One that will stand out in many fans’ minds is the single stroke snare roll complete with pounding bass drum.

The intro to ‘Breed’ is perhaps the standout example of this: It was such an effective tension builder that Nirvana often opened their live shows with it (Most notably at Reading ’92). The exact same technique is used in the intro of ‘Territorial Pissings’, making it clear that Grohl loves the aggressive and forthrightness of this build-up.

Another effective tension builder Grohl has used repeatedly is the bass drum.

Listen carefully to how he subtly adds more bass drums in the second half of the pre-chorus in ‘Smells Like Teen Spirit’. The way it drives the riff on to the eventual release of the chorus is both deliberate and expertly executed.

The outro in ‘This Is a Call’ is another fabulous example of this. Again, he divides the part in two and in the second, he doubles the bass drum pattern to build tension until the drums suddenly cut out. The basic part he plays in the first half would have been perfectly serviceable throughout, but the addition of a relentless kick produces an urgency which elevates it to a different level.

Dave Grohl: Personalizing Flams & Single Stroke Rolls

We covered single strokes above for building tension. However, this is not the only way Grohl incorporates single stroke rolls into his playing. Like most drummers, these are used extensively in his fills too.

However, Grohl often manages to put a signature touch to these fills to make them feel personalized and deliberate.

Terrific examples of this can be found in each of the three pre-choruses in ‘This is a Call’ (the video is above if you want to check this out). In the first two instances, he chooses to leave out a single note which creates a kind of falling momentum to the fills. In the final one, he plays it straight for some variation.

Perhaps the most popular track Grohl has played on outside of his two main projects is ‘No One Knows’ by Queens Of The Stone Age.

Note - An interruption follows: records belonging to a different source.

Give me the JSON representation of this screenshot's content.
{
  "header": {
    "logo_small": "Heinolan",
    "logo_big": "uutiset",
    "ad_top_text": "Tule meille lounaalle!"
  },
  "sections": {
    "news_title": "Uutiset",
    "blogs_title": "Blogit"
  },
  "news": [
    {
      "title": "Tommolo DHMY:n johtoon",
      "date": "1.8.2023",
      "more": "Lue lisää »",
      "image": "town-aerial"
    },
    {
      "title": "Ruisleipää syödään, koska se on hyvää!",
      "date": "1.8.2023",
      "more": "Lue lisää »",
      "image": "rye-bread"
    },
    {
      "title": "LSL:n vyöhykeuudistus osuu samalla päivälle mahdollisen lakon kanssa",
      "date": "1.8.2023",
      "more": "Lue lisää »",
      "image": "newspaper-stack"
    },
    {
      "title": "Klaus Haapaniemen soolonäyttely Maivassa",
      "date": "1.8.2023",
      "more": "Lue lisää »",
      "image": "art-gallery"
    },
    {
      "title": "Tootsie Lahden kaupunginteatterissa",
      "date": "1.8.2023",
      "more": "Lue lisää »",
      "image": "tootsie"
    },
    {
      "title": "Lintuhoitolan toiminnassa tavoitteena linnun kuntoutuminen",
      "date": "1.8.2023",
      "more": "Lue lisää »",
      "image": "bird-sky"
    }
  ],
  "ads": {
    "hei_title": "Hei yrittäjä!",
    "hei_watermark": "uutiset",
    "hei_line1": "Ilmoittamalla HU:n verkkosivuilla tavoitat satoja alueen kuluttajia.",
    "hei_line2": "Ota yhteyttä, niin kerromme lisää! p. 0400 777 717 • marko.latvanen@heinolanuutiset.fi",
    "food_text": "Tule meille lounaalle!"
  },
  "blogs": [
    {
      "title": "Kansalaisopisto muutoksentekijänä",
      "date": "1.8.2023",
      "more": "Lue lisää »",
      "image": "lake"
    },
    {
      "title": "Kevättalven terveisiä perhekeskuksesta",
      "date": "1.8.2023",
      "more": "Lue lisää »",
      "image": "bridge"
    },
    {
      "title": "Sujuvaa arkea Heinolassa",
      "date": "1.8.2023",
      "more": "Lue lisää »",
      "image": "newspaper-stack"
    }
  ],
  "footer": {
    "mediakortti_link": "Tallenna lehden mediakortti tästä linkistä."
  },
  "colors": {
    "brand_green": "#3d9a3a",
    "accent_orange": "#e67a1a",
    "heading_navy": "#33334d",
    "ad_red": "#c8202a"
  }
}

Most listeners would focus on the limelight-stealing fills in the chorus, but the epic bridge towards the end of the track is a wonderful illustration of what I’m talking about here.

Laying into that iconic bass line with a single stroke snare roll, Grohl plays off the riff by adding expertly placed crashes, toms, and space, building eloquently to the 32nd note fill crescendo – a truly brilliant example of taking a drumming trope and making it one’s own.

Flams are another drumming tool which are utilized with a personal touch by Dave Grohl on the drums.

Having already mentioned the iconic parts in ‘My Hero’ and ‘In Bloom’ (which include signature use of flams), there are a couple more outstanding examples worth pointing out.

Along with the aggressive bass drum, the repetitive flam fills are the driving force behind ‘Go With The Flow’ by Queens Of The Stone Age, helping to create a hard-rock anthem.

No conversation about Grohl’s flams would be complete without including the opening beat from ‘Scentless Apprentice’ by Nirvana. It’s a monumentally powerful rock beat when played conventionally, but when you add the single flam placement the beat transforms into an instantly recognizable riff (and one which feels like it could only have been created by Grohl).

Dave Grohl’s Lasting Influence

Dave Grohl is rightly considered one of the greatest rock drummers of his generation. He has beat the skins as part of a number of bands that have had immeasurable effects on both popular culture and youth sub-culture in modern times.

From a drumming point of view, Grohl has taken elements of classic rock ‘n’ roll, punk, and hardcore to create a style that is all his.

With huge yet minimal drum kits, aggressive yet relatively simple playing, hard-hitting yet astonishingly fluid technique, and traditional yet unmistakably personalized ideas, he continues to influence young rock drummers across the globe to this day.